Democratic Rep. Marko Liias has proposed a constitutional amendment to let the state's independent salary commission cut lawmakers' pay during tough economic times.
The commission, which voters approved in 1986 as a constitutional amendment, sets salaries for elected statewide officials, legislators and judges. But while it has the power to raise pay, it doesn't have the authority to cut pay, which propelled Liias to action in this anti-spending season.
Liias says the measure would save an estimated $220,000, a mere ding in next year's $4.6 billion shortfall. His news release issued Monday says:
"The cuts we've made, and will continue to be making, are devastating to our communities," said Liias, D-Edmonds. "This is a time when all Washingtonians are looking to us for leadership, and that means leading by example and reducing our own pay."
Currently, the state constitution entrusts the Washington Citizens' Commission on Salaries for Elected Officials with the responsibility of setting salaries for members of the Legislature, statewide elected officials and judges. However, the constitution does not allow the Commission the authority to enact pay reductions.
"I'm talking to home-care workers facing a ten percent cut in pay, state workers facing a three percent cut, and some teachers and other valuable employees will undoubtedly be let go," Liias said. "At a time when so many families are being affected by the recession, this is just one tiny way to show we are doing our part to help balance the budget and avoid further cuts."
Rep. Liias began drafting a constitutional amendment to allow the independent salary commission to reduce elected officials' salaries in times of economic crisis. Liias plans to work with members of both parties and statewide elected officials to finalize a draft before the 2011 legislative session.
A preliminary estimate shows a 3 percent reduction in salaries for legislators and statewide elected officials would produce a savings of $220,000. With many elected officials publicly supporting a reduction in pay, Liias hopes the commission will be able to reduce salaries without much resistance.
Because the measure amends the state constitution, it will require the approval of a two-thirds majority in both houses of the Legislature, as well as approval by the voters in November 2011. Liias will introduce the legislation for the 2011 legislative session, which begins January 10.
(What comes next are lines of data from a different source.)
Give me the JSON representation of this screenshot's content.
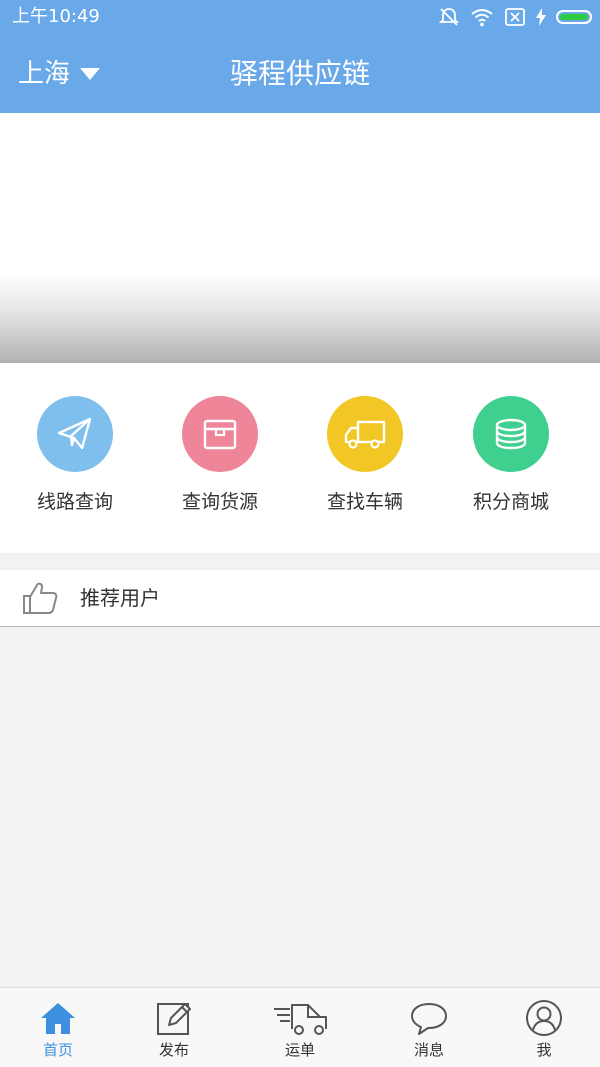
{
  "status_bar": {
    "time": "上午10:49",
    "battery_color": "#2ecc40"
  },
  "header": {
    "city": "上海",
    "title": "驿程供应链",
    "background_color": "#6aa9e9"
  },
  "features": [
    {
      "label": "线路查询",
      "icon": "paper-plane-icon",
      "color": "#7fbfee"
    },
    {
      "label": "查询货源",
      "icon": "box-icon",
      "color": "#ee8599"
    },
    {
      "label": "查找车辆",
      "icon": "truck-icon",
      "color": "#f2c624"
    },
    {
      "label": "积分商城",
      "icon": "coins-stack-icon",
      "color": "#3fcf8e"
    }
  ],
  "recommend": {
    "title": "推荐用户",
    "icon": "thumbs-up-icon"
  },
  "tabbar": {
    "active_color": "#3d8fe0",
    "items": [
      {
        "label": "首页",
        "icon": "home-icon",
        "active": true
      },
      {
        "label": "发布",
        "icon": "edit-icon",
        "active": false
      },
      {
        "label": "运单",
        "icon": "delivery-truck-icon",
        "active": false
      },
      {
        "label": "消息",
        "icon": "chat-bubble-icon",
        "active": false
      },
      {
        "label": "我",
        "icon": "user-icon",
        "active": false
      }
    ]
  }
}
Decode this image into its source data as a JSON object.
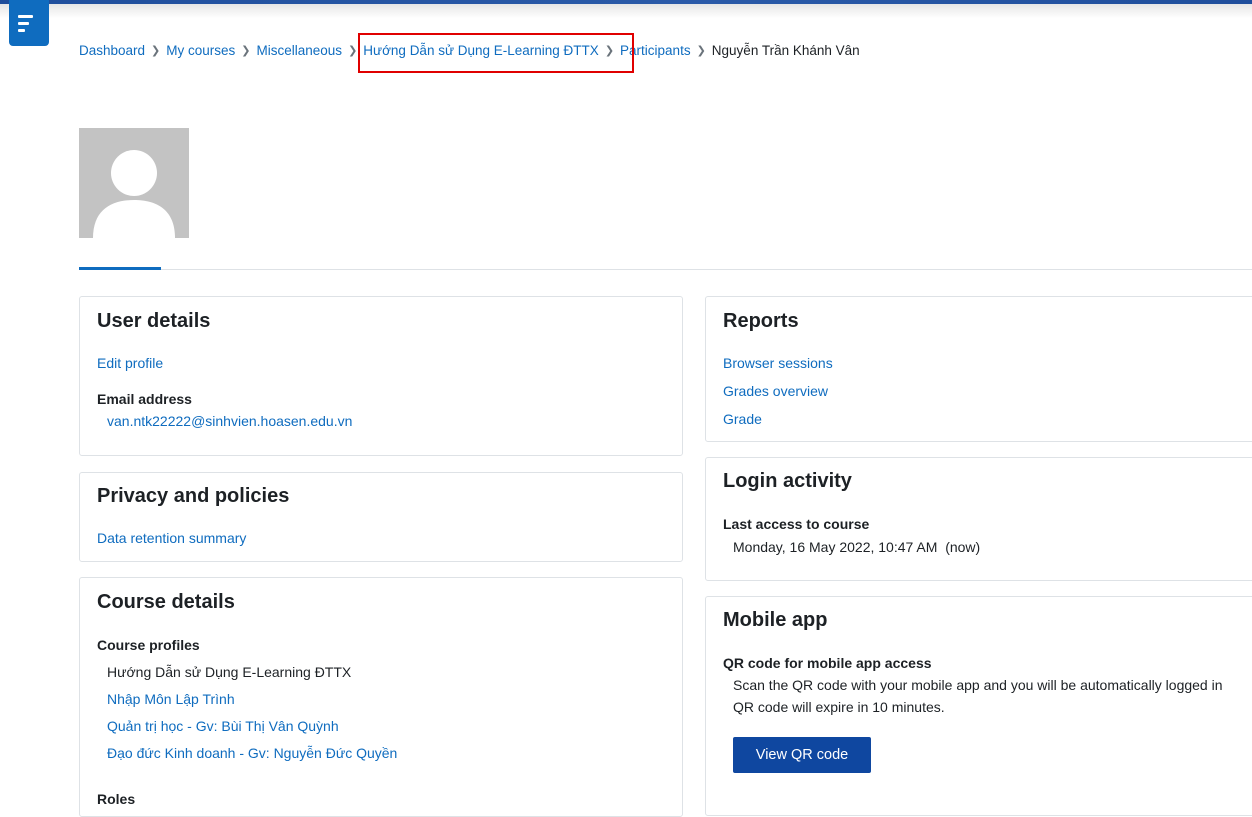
{
  "header": {
    "drawer_toggle_icon": "menu-icon"
  },
  "breadcrumb": [
    "Dashboard",
    "My courses",
    "Miscellaneous",
    "Hướng Dẫn sử Dụng E-Learning ĐTTX",
    "Participants",
    "Nguyễn Trần Khánh Vân"
  ],
  "breadcrumb_separator_icon": "chevron-right-icon",
  "profile": {
    "avatar_icon": "default-user-avatar-icon"
  },
  "user_details": {
    "title": "User details",
    "edit_profile": "Edit profile",
    "email_label": "Email address",
    "email_value": "van.ntk22222@sinhvien.hoasen.edu.vn"
  },
  "privacy": {
    "title": "Privacy and policies",
    "data_retention": "Data retention summary"
  },
  "course_details": {
    "title": "Course details",
    "profiles_label": "Course profiles",
    "courses": [
      "Hướng Dẫn sử Dụng E-Learning ĐTTX",
      "Nhập Môn Lập Trình",
      "Quản trị học - Gv: Bùi Thị Vân Quỳnh",
      "Đạo đức Kinh doanh - Gv: Nguyễn Đức Quyền"
    ],
    "roles_label": "Roles"
  },
  "reports": {
    "title": "Reports",
    "links": [
      "Browser sessions",
      "Grades overview",
      "Grade"
    ]
  },
  "login_activity": {
    "title": "Login activity",
    "last_access_label": "Last access to course",
    "last_access_value": "Monday, 16 May 2022, 10:47 AM  (now)"
  },
  "mobile_app": {
    "title": "Mobile app",
    "qr_label": "QR code for mobile app access",
    "line1": "Scan the QR code with your mobile app and you will be automatically logged in",
    "line2": "QR code will expire in 10 minutes.",
    "button": "View QR code"
  },
  "colors": {
    "link": "#0f6cbf",
    "highlight_box": "#e00000",
    "button": "#0f47a0"
  }
}
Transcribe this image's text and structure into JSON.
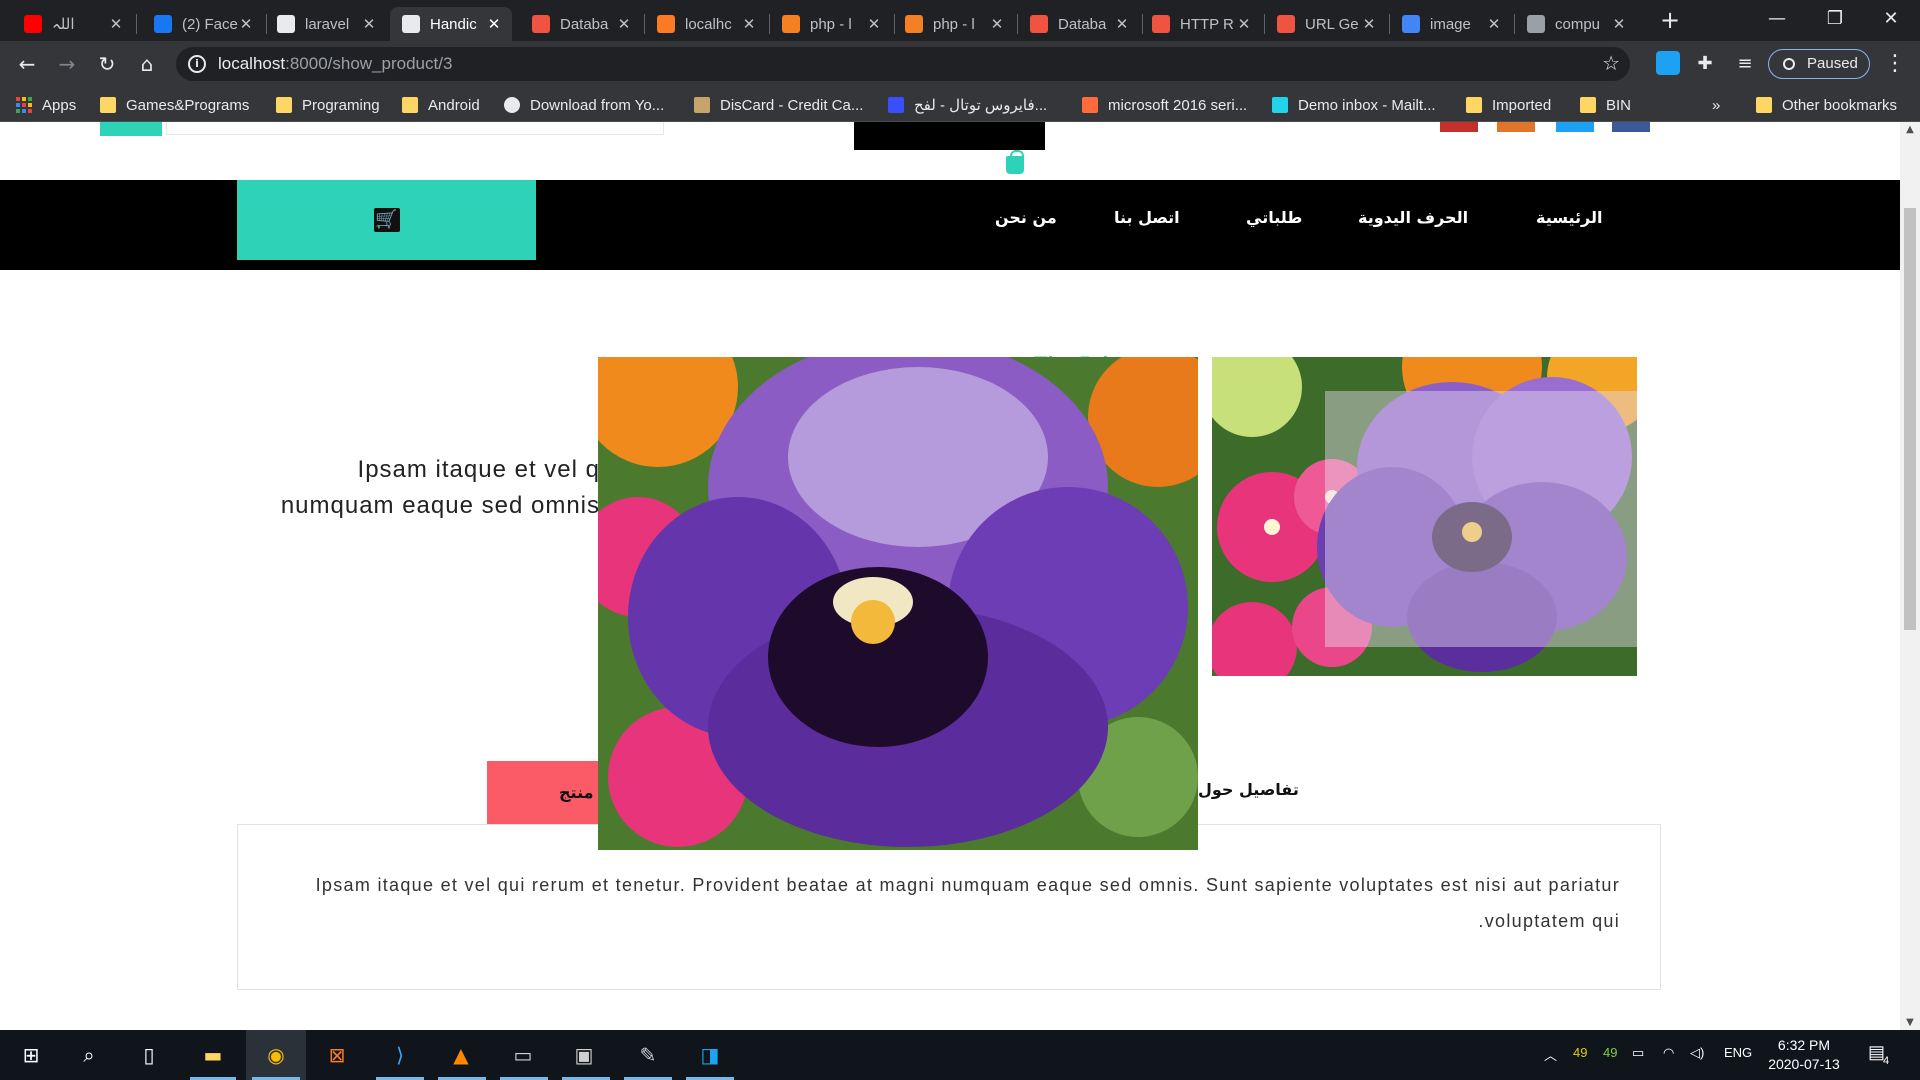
{
  "browser": {
    "tabs": [
      {
        "title": "اللہ",
        "favicon": "youtube-icon",
        "color": "#ff0000"
      },
      {
        "title": "(2) Face",
        "favicon": "facebook-icon",
        "color": "#1877f2"
      },
      {
        "title": "laravel",
        "favicon": "github-icon",
        "color": "#e8eaed"
      },
      {
        "title": "Handic",
        "favicon": "globe-icon",
        "color": "#e8eaed",
        "active": true
      },
      {
        "title": "Databa",
        "favicon": "laravel-icon",
        "color": "#f05340"
      },
      {
        "title": "localhc",
        "favicon": "xampp-icon",
        "color": "#fb7a24"
      },
      {
        "title": "php - l",
        "favicon": "stackoverflow-icon",
        "color": "#f48024"
      },
      {
        "title": "php - l",
        "favicon": "stackoverflow-icon",
        "color": "#f48024"
      },
      {
        "title": "Databa",
        "favicon": "laravel-icon",
        "color": "#f05340"
      },
      {
        "title": "HTTP R",
        "favicon": "laravel-icon",
        "color": "#f05340"
      },
      {
        "title": "URL Ge",
        "favicon": "laravel-icon",
        "color": "#f05340"
      },
      {
        "title": "image",
        "favicon": "google-icon",
        "color": "#4285f4"
      },
      {
        "title": "compu",
        "favicon": "globe-icon",
        "color": "#9aa0a6"
      }
    ],
    "new_tab": "+",
    "window_controls": {
      "minimize": "—",
      "restore": "❐",
      "close": "✕"
    },
    "url_host": "localhost",
    "url_path": ":8000/show_product/3",
    "profile_label": "Paused",
    "bookmarks": [
      {
        "label": "Apps",
        "icon": "apps-grid-icon"
      },
      {
        "label": "Games&Programs",
        "icon": "folder-icon"
      },
      {
        "label": "Programing",
        "icon": "folder-icon"
      },
      {
        "label": "Android",
        "icon": "folder-icon"
      },
      {
        "label": "Download from Yo...",
        "icon": "globe-icon"
      },
      {
        "label": "DisCard - Credit Ca...",
        "icon": "discard-icon"
      },
      {
        "label": "فايروس توتال - لفح...",
        "icon": "virustotal-icon"
      },
      {
        "label": "microsoft 2016 seri...",
        "icon": "microsoft-icon"
      },
      {
        "label": "Demo inbox - Mailt...",
        "icon": "mailtrap-icon"
      },
      {
        "label": "Imported",
        "icon": "folder-icon"
      },
      {
        "label": "BIN",
        "icon": "folder-icon"
      }
    ],
    "bookmarks_overflow": "»",
    "other_bookmarks": "Other bookmarks"
  },
  "site": {
    "nav": [
      "الرئيسية",
      "الحرف اليدوية",
      "طلباتي",
      "اتصل بنا",
      "من نحن"
    ],
    "cart_icon": "cart-icon",
    "brand_color": "#2ed3b7"
  },
  "product": {
    "title_partial": "The Pri...",
    "desc_line1": "Ipsam itaque et vel q",
    "desc_line2": "numquam eaque sed omnis",
    "tab_reviews": "منتج",
    "tab_details": "تفاصيل حول",
    "description": "Ipsam itaque et vel qui rerum et tenetur. Provident beatae at magni numquam eaque sed omnis. Sunt sapiente voluptates est nisi aut pariatur voluptatem qui."
  },
  "taskbar": {
    "tray_num1": "49",
    "tray_num2": "49",
    "language": "ENG",
    "time": "6:32 PM",
    "date": "2020-07-13",
    "notifications": "4"
  }
}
No word yet on Liias' prospects of getting this on the ballot. But it looks like a slam dunk for voter passage if he does this year. Of course, by the time voters could weigh in during November and the commission revisited pay again in 2013, the need for the measure might have gone away.